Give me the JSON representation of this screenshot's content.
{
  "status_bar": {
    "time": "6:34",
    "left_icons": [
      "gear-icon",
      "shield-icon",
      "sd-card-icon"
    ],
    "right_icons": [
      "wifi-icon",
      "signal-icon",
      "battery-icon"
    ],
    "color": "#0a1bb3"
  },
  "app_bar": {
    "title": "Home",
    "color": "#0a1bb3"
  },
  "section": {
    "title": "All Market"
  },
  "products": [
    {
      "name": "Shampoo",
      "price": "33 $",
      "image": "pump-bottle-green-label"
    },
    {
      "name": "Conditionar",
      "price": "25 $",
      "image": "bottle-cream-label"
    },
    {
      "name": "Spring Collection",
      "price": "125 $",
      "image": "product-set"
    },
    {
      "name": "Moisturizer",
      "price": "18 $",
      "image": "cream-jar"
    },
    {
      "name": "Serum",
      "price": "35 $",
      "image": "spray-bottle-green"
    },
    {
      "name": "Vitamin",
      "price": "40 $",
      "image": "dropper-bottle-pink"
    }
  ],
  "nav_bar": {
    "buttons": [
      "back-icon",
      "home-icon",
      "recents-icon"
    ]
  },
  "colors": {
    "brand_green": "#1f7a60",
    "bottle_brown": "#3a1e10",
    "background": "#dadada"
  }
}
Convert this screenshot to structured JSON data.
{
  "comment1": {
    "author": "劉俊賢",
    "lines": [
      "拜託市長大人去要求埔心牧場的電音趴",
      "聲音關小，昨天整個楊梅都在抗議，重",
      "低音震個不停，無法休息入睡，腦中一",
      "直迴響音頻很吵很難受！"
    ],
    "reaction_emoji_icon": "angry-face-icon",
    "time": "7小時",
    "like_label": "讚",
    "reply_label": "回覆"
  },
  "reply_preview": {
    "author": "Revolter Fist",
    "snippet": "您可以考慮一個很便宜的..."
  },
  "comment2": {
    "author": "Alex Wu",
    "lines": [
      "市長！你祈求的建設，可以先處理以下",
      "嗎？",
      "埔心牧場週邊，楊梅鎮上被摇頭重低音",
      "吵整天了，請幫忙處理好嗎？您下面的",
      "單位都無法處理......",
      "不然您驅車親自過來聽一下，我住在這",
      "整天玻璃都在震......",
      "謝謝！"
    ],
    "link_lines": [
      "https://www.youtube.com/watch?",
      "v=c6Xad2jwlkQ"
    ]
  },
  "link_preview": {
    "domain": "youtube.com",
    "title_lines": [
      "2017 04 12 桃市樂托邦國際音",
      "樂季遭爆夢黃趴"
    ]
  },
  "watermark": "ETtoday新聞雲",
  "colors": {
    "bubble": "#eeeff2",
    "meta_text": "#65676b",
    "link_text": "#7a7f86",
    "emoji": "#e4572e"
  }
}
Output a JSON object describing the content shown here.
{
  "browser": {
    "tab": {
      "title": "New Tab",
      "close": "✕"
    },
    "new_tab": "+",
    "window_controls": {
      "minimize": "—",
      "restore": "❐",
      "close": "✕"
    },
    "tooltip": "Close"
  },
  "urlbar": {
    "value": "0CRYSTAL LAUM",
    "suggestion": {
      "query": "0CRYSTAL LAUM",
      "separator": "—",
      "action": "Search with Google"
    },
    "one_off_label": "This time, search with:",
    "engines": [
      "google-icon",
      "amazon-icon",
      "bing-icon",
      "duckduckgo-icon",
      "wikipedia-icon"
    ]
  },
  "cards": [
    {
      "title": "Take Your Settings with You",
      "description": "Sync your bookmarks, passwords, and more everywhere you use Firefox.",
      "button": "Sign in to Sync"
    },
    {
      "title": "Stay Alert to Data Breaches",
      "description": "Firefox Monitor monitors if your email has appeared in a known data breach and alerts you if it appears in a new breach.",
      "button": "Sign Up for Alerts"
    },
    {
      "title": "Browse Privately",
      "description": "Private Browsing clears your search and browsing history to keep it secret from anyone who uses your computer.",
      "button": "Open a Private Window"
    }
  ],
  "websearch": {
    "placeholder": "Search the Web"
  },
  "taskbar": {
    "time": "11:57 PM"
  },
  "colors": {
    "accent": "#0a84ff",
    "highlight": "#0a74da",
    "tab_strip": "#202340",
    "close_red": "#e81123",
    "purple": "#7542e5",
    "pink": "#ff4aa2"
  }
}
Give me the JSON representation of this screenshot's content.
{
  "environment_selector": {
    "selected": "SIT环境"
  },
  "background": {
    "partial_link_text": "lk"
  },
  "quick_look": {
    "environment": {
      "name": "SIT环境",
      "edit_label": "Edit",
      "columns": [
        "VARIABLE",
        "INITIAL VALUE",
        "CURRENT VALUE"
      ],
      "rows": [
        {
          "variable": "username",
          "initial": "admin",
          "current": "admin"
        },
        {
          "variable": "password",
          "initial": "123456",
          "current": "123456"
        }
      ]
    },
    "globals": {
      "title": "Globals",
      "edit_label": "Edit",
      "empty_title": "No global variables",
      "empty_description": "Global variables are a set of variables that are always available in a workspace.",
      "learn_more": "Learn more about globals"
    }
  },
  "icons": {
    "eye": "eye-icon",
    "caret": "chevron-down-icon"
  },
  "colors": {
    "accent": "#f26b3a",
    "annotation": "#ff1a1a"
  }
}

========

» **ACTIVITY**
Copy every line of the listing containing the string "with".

» **SOLUTION FOR THIS EXERCISE**
      "action": "Search with Google"
    "one_off_label": "This time, search with:",
      "title": "Take Your Settings with You",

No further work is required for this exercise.